A plastic bottle being thrown on the ground “barely hits the radar screen” when compared to crowd trouble in India,says Westpac Stadium CEO David Grey,who “doubts” whether it was aimed at any of Mahendra Singh Dhoni’s men during the Twenty20 thriller against New Zealand in Wellington on Sunday.
New Zealand Cricket has promised heightened security during the one-day series after the Indian camp protested against the incident.
As a precautionary measure,the first three rows of the stadium here would be kept empty to create a buffer-zone between spectators and players during the second ODI on Friday.
Grey said though the bottle landed close to a player on the boundary during Sunday’s match,which the hosts won,it wasn’t a major incident.

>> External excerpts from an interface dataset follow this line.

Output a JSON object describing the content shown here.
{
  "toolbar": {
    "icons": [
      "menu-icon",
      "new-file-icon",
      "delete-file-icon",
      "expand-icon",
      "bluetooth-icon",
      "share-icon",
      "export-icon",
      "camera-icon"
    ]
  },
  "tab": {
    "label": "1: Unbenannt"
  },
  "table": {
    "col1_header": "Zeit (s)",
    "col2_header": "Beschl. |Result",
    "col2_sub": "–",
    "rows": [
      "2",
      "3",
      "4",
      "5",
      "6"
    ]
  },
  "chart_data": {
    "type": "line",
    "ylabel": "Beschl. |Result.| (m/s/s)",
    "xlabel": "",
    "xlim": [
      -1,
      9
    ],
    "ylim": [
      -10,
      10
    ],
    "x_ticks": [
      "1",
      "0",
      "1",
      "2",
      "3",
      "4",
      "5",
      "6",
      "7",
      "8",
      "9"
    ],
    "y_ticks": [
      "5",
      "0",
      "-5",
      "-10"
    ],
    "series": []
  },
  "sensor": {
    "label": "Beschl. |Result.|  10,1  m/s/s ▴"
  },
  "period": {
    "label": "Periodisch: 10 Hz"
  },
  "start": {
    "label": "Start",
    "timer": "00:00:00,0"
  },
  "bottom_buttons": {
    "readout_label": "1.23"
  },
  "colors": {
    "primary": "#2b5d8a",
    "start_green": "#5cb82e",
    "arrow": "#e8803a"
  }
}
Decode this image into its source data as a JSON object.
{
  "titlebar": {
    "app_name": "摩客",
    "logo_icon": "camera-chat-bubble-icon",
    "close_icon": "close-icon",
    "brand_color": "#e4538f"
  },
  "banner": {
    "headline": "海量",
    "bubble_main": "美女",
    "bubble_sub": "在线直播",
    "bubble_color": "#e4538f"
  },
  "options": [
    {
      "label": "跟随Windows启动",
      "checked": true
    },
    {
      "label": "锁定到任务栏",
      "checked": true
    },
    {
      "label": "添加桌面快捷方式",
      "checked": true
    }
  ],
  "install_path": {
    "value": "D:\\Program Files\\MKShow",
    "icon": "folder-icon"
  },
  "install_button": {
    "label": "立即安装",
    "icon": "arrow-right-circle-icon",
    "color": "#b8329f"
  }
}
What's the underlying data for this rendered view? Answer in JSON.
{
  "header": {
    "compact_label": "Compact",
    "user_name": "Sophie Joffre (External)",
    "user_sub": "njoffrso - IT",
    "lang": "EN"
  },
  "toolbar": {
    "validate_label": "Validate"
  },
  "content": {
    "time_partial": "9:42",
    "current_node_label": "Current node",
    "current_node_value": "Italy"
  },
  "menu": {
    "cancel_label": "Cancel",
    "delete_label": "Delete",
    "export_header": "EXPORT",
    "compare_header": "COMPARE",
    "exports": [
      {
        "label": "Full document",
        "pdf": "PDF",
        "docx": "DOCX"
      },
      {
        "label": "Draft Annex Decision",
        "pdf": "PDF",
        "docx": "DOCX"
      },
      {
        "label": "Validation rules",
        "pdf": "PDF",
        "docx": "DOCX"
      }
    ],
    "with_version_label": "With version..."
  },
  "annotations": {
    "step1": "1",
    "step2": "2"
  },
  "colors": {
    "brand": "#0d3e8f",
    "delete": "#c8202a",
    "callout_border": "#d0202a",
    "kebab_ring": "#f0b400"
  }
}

“It wasn’t a major (incident) and there’s a little bit of doubt as to whether it was actually thrown at the player,” Gray was quoted as saying by ‘The Dominion Post’.
“It was an incredibly well-behaved game. I talked to the police afterwards and they were totally happy,” Grey added.
Grey said compared to what has happened on Indian grounds in the past,the incident can hardly be called a security scare but he could understand the visiting players’ concerns as they were new to the country.
“I think it was pretty justifiable. They had their backs to the crowd,they’ve not been here before and they don’t know what’s going on,” he said.
Meanwhile,city councillor John Morrison,who is a former player,recalled that on a 1970s tour of India,he witnessed crowds bursting crackers,throwing fruit over high-wire fences and setting fires in the stands.